Seattle's KeyArena is stepping up its efforts to fill its calendar now that the Sonics have left town, with modest success so far.

Those 100 nights that freed up at KeyArena when the Sonics left — most of them are still free.

Without the basketball season as its anchor, KeyArena can expect to book about 30 percent fewer dates each year than in the past, officials said. To pump up its marketing efforts, Seattle Center may hire a professional booking agency to run the arena's calendar.

But so far, replacing game nights with other events has been slow going. Thirty-five dates have been booked since a July 2 settlement allowed the Sonics to head off to Oklahoma City, said Seattle Center spokeswoman Deborah Daoust.

There will be holes in the schedule, and they will pay somebody to find events to fill those dates = lose, lose.

Although the Sonics played only 41 home games each season, KeyArena reserved 100 nights to give the NBA scheduling flexibility. So the Sonics' move to Oklahoma City blew KeyArena's schedule wide open.

After losing both the Sonics and the Thunderbirds minor-league hockey team, which moves to Kent in January, officials said they can now anticipate being able to fill KeyArena 80 to 110 nights out of the year, down from the past estimate of 130 to 160.

The combined deficit from the sports events accounts for 77 nights, so the net loss of 50 reflects the expectation that about 27 can be replaced.

"There's no way we could replace every basketball game we lost," Daoust said.

A renewed marketing push should produce new bookings within the next several months, said City Councilmember Tom Rasmussen, who chairs the council's Parks and Seattle Center Committee.

Because most major concerts are booked two years ahead, July was short notice to start filling dates starting in November, Daoust said.

There will be holes in the schedule, and they will pay somebody to find events to fill those dates = lose, lose.

Since most booking has to be done long in advance, City Council President Richard Conlin said he would expect major progress by early fall, but that wouldn't translate into filling a lot of dates until the beginning of next year.

He looked clueless saying it.

"In 2009, the arena will be able to actually be returning revenue," he said. "2008 is much more complicated."

In a briefing to the City Council on Tuesday, Seattle Center Director Robert Nellams said the arena can remain profitable by seeking out high-volume, high-margin events. If the arena is dark more often, he said, that doesn't necessarily hurt its profitability because operating costs also shrink.

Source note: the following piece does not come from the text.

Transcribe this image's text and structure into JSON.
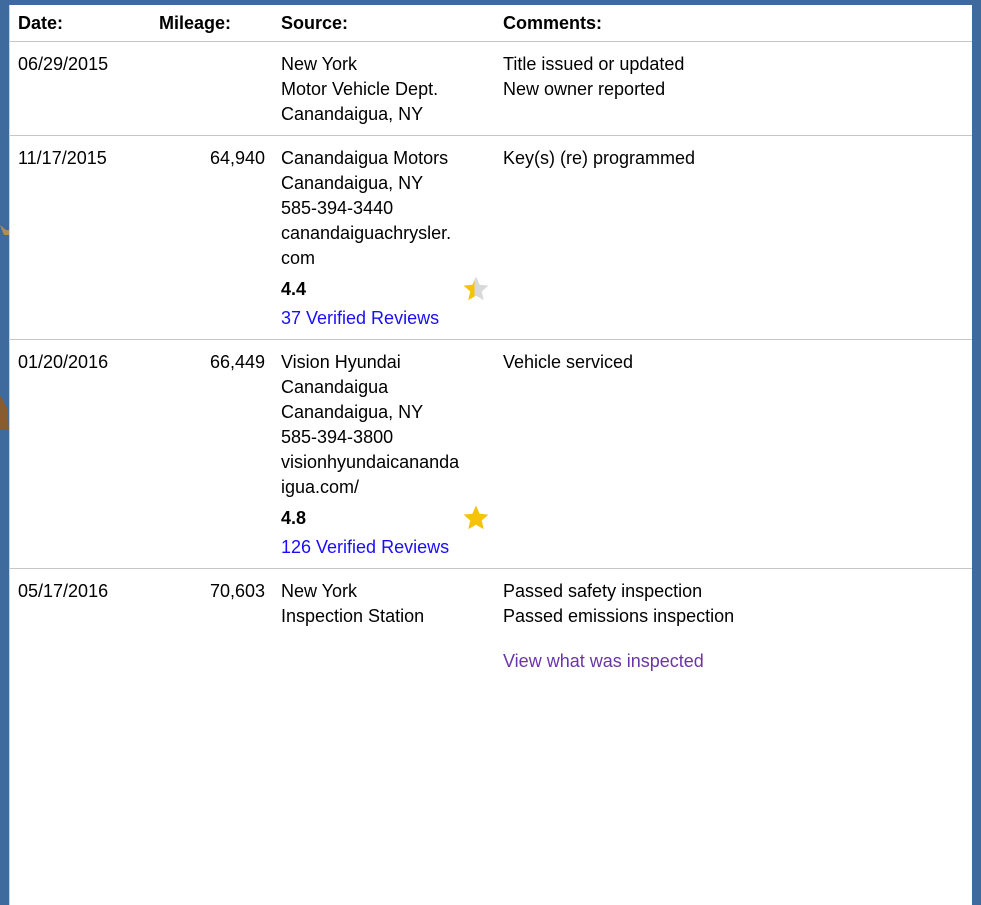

But that does mean some arena employees, such as ushers and vendors, can expect less steady work, Daoust said. It also could hurt the businesses, especially the restaurants, bordering on Seattle Center who rely on KeyArena events to attract foot traffic to the lower Queen Anne area.

There will be holes in the schedule, and they will pay somebody to find events to fill those dates, fewer people will have less to do = lose, lose, lose some jobs.

I watched the sub-committee meeting online, Richard Conlin finally came to the realization that there will be less activity at Key Arena.
he asked Mr Nellams how many events are planned for 2009, the answer was that they would try to fill the Sonics dates on short notice, and the Thunderbirds planned leave, but between 80 and 120 are the amount of evens.
Here is a summary exchange NOT reported in the Seattle PI:
What was it before?
120 to 160.
So, the 80-120 is with some of the Sonics dates filled?
Will the arena lose money?
No, the service on the debt is gone, so any event the makes money generates positive revenue. There will be a loss in labor, few events mean fewer people to support them.

In a strange way, Bennett leaving should paint an interesting picture next year for those running for re-election and the arena lights off 40-60 times a year.
How many meetings did the council have on the Sonics leaving, resolutions, the Licata pseudo-study, public statements. Well Seattle City Council, welcome to the white elephant. It doesn't even have a competing venue in the city, just don't ask why Seattle will sometimes still get bypassed on some tours.

It's the arena, stupid.

You can watch the briefing HERE!